This is vintage RRM — get your people onto all sorts of public committees from which they can swing their influence for the company’s benefit. I recall when one of the owners was appointed to the SLO Planning Commission just in time to influence a new general plan in ways from which the company stood to benefit. Why do public officials appoint people like that? Because they’re fascists (the classic definition of fascism is collusion between public officials and business for the benefit of business at the expense of the public). The fascist mentality is so embedded in public officialdom around here! It will not go away until we shame them by calling it for what it is.

Otis Page is 100% correct — this IS a conflict of interest at a very basic level. It’s thoroughly ordinary in all our local towns. There should be a rule in each city prohibiting people who work for outfits with the sort of economic interest like RRM from serving on planning commissions and the like simply because there’s no way this cannot become a conflict of interest.

Rob Rossi and Vic Montgomery …does that answer your questions?

The pattern of misconduct on behalf of our public officials throughout this county is disturbing.

No surprise the city of Arroyo Grande would appoint someone from RRM to a planning commission. The government officials in Arroyo Grande are clueless.

An appointed government official is to put the public interest first, not their employer, projects and salary.
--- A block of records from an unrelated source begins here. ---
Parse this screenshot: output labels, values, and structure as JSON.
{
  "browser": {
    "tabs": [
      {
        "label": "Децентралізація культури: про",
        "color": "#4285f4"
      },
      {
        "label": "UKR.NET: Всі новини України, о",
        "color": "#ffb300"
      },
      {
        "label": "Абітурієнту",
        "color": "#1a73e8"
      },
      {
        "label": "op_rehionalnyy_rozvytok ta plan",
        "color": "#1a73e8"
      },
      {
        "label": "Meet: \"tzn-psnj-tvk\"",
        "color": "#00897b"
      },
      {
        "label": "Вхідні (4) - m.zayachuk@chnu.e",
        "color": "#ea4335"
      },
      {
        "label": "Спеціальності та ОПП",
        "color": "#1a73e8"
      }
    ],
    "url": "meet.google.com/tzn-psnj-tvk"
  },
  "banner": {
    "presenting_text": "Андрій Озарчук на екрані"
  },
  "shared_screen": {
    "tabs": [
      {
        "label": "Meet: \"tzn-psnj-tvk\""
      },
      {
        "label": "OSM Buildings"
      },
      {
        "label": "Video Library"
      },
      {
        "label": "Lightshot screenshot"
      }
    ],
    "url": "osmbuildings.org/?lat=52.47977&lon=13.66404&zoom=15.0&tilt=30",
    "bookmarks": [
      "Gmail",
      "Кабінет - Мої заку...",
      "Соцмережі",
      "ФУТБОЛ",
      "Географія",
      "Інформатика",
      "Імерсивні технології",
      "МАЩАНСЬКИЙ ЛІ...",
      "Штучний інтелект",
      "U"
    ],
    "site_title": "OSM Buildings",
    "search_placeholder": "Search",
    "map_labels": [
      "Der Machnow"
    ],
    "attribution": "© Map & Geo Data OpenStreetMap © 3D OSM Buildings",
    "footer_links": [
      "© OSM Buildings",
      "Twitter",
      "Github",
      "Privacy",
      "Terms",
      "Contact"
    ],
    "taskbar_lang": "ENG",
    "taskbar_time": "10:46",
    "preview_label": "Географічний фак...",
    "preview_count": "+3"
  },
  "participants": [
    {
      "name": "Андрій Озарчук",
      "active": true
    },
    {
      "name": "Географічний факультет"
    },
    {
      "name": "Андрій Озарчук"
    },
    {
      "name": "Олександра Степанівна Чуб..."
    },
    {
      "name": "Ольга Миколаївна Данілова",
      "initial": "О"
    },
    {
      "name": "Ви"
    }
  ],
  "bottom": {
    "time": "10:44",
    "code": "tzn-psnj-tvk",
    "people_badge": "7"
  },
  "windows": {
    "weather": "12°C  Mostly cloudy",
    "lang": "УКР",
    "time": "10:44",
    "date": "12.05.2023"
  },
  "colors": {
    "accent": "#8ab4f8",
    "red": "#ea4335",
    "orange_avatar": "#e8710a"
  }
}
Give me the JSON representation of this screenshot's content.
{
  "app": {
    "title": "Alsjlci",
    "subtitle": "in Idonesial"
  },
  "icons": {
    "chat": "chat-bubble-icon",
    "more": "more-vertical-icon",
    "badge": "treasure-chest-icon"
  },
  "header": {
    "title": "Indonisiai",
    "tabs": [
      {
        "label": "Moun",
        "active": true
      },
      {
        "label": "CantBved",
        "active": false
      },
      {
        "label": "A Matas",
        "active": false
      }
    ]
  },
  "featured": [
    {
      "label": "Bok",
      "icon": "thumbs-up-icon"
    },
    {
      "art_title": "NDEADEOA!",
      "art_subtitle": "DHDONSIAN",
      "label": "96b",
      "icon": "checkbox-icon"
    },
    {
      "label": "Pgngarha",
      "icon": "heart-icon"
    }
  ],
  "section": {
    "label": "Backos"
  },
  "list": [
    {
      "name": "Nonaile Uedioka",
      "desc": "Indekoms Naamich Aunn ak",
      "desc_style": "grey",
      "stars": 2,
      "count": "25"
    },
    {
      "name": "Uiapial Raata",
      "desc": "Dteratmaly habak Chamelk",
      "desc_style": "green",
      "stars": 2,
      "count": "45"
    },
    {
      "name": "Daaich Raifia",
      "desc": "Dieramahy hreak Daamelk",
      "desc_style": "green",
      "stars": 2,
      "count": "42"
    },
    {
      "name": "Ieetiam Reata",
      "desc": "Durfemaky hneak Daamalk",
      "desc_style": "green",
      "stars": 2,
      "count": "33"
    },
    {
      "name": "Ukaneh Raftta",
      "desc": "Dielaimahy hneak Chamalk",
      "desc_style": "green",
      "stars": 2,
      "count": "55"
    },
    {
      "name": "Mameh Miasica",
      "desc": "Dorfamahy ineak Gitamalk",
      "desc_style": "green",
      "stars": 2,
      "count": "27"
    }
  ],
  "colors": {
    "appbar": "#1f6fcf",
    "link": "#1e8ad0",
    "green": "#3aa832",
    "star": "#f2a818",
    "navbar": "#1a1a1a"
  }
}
If one does not like this reality, then resign from the planning commission.

No professional sitting on a planning commission should present their projects to the government agency they allegedly serve.